- Principal Investigators (“PIs”) and Project Directors (“PDs”) are responsible for ensuring that cost sharing obligations are fulfilled. The PI or PD is responsible for obtaining all necessary authorizations for cost sharing prior to proposal submission.
- Where cost sharing is not required by the sponsor or necessary to ensure the competitiveness of a proposal, the rationale for offering cost sharing should be provided to OSP. These instances are often referred to as voluntary cost sharing. In all cases, the amount of cost sharing should be kept to a reasonable level due to the impact on University and departmental financial and personnel resources.
- Allowable Sources of Cost Sharing
The following types of costs may be eligible for costing sharing:
- Costs associated with efforts of the PI, PD and/or employees devoted to sponsored agreements, including associated fringe benefit costs in proportion to effort devoted. This effort is subject to the same effort reporting procedures as costs borne by the award;
- Equipment (and associated installation and other costs required for operations) purchased during the award’s project period;
- Supplies and services directly associated with the award;
- Third Party cost sharing including sub-recipient cost sharing;
- The University contribution to graduate student tuition;
- Unrecovered indirect cost, if approved by the sponsor; and
- Cost overruns.
- Unallowable Sources of Cost Sharing
The following types of costs are not eligible for cost sharing:

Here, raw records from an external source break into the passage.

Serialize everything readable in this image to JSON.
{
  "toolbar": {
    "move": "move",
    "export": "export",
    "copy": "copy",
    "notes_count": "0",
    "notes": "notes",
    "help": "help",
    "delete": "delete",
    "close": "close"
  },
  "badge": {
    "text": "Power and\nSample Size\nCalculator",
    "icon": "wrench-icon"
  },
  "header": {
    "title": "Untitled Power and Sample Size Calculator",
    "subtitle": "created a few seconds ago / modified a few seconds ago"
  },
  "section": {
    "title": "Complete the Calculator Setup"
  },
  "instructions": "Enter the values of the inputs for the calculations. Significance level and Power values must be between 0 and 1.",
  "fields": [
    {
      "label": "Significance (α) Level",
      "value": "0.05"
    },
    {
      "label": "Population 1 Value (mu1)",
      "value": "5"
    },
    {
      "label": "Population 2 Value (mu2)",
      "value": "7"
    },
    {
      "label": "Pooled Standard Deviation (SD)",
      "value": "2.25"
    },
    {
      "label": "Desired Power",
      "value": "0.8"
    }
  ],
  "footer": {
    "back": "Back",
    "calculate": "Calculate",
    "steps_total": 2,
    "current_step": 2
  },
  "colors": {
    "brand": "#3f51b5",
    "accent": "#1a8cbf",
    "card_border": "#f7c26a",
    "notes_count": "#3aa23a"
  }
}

- Administrative salaries and services that are not appropriate as direct costs (Uniform Guidance);
- Unallowable costs;
- University facilities such as laboratory space. Such resources should be described as “available to support the project at no direct cost to the sponsor”;
- Salary in excess of federal salary caps;
- Depreciation on equipment on existing University owned or government funded equipment. Existing equipment cannot be offered as cost sharing; and
- When the sponsor has explicitly prohibited it (e.g. the National Science Foundation).
Appendices (as applicable)
- Cost sharing identification and tracking procedures are set forth by the Office of Sponsored Accounting at http://comptroller.syr.edu/resources/sponsored-accounting/sponsored-accounting-procedures/
- DefinitionsAllocable: the expense can be associated to an award with a high degree of accuracy.Allowable: under both the provisions of federal guidance and the terms of a specific award the costs are allowed.Cost sharing: the portion of a project’s total cost that is not reimbursed by the sponsor.Mandatory cost sharing: the sponsor requires some proportion of project costs to be borne by non-sponsor sources. The amount of cost sharing offered may be an eligibility requirement (e.g. all applicants must offer a specified fixed amount or defined proportion of total project costs) or a review criterion (e.g. the more cost sharing offered above a minimum threshold, the more points received).Reasonable: the cost reflects what a “prudent person” would pay in a similar circumstance.Voluntary cost sharing: cost sharing in excess of that required by the sponsor. Voluntary committed cost sharing is any cost associated with a project identified anywhere in the proposal (e.g. proposal narrative, budget narrative or current & pending support) that is not borne by the sponsor. Common examples include commitments of effort that will not be compensated by the sponsor, or purchases of equipment not borne by the sponsor.
- Other Related Policies and Documents
Date: June 26, 2014
Amended: April 25, 2016